** Opening Source data block **
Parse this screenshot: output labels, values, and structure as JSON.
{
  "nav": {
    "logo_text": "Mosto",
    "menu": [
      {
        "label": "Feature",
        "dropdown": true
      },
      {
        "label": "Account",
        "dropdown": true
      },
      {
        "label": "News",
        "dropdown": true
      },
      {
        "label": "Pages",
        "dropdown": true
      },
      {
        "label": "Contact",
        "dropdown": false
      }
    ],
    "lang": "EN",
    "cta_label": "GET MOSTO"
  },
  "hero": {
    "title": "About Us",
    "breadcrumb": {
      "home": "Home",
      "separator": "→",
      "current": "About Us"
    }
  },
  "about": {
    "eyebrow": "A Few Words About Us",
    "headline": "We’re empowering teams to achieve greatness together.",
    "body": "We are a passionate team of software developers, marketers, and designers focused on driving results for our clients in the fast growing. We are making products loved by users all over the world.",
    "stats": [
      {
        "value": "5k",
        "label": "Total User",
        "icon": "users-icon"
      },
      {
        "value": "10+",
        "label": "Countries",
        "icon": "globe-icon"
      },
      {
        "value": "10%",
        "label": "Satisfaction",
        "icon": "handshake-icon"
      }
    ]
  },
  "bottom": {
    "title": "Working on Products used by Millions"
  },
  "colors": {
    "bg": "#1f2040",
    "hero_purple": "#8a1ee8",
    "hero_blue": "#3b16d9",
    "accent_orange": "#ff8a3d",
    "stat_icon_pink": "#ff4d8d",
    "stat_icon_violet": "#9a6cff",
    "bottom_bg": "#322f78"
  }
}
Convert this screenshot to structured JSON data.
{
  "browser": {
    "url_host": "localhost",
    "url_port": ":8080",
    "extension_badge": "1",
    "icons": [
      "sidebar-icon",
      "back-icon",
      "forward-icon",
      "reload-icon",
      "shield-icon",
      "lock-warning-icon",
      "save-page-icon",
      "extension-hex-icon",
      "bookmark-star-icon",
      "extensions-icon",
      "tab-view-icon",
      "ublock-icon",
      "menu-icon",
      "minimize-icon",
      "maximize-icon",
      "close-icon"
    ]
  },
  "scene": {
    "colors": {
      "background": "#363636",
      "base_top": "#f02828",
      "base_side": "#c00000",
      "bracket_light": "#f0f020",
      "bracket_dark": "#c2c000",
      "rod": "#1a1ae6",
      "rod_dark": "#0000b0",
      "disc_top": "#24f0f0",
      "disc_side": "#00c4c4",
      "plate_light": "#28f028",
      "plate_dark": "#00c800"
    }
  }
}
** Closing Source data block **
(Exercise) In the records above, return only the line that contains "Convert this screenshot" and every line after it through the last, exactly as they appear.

(Task output)
Convert this screenshot to structured JSON data.
{
  "browser": {
    "url_host": "localhost",
    "url_port": ":8080",
    "extension_badge": "1",
    "icons": [
      "sidebar-icon",
      "back-icon",
      "forward-icon",
      "reload-icon",
      "shield-icon",
      "lock-warning-icon",
      "save-page-icon",
      "extension-hex-icon",
      "bookmark-star-icon",
      "extensions-icon",
      "tab-view-icon",
      "ublock-icon",
      "menu-icon",
      "minimize-icon",
      "maximize-icon",
      "close-icon"
    ]
  },
  "scene": {
    "colors": {
      "background": "#363636",
      "base_top": "#f02828",
      "base_side": "#c00000",
      "bracket_light": "#f0f020",
      "bracket_dark": "#c2c000",
      "rod": "#1a1ae6",
      "rod_dark": "#0000b0",
      "disc_top": "#24f0f0",
      "disc_side": "#00c4c4",
      "plate_light": "#28f028",
      "plate_dark": "#00c800"
    }
  }
}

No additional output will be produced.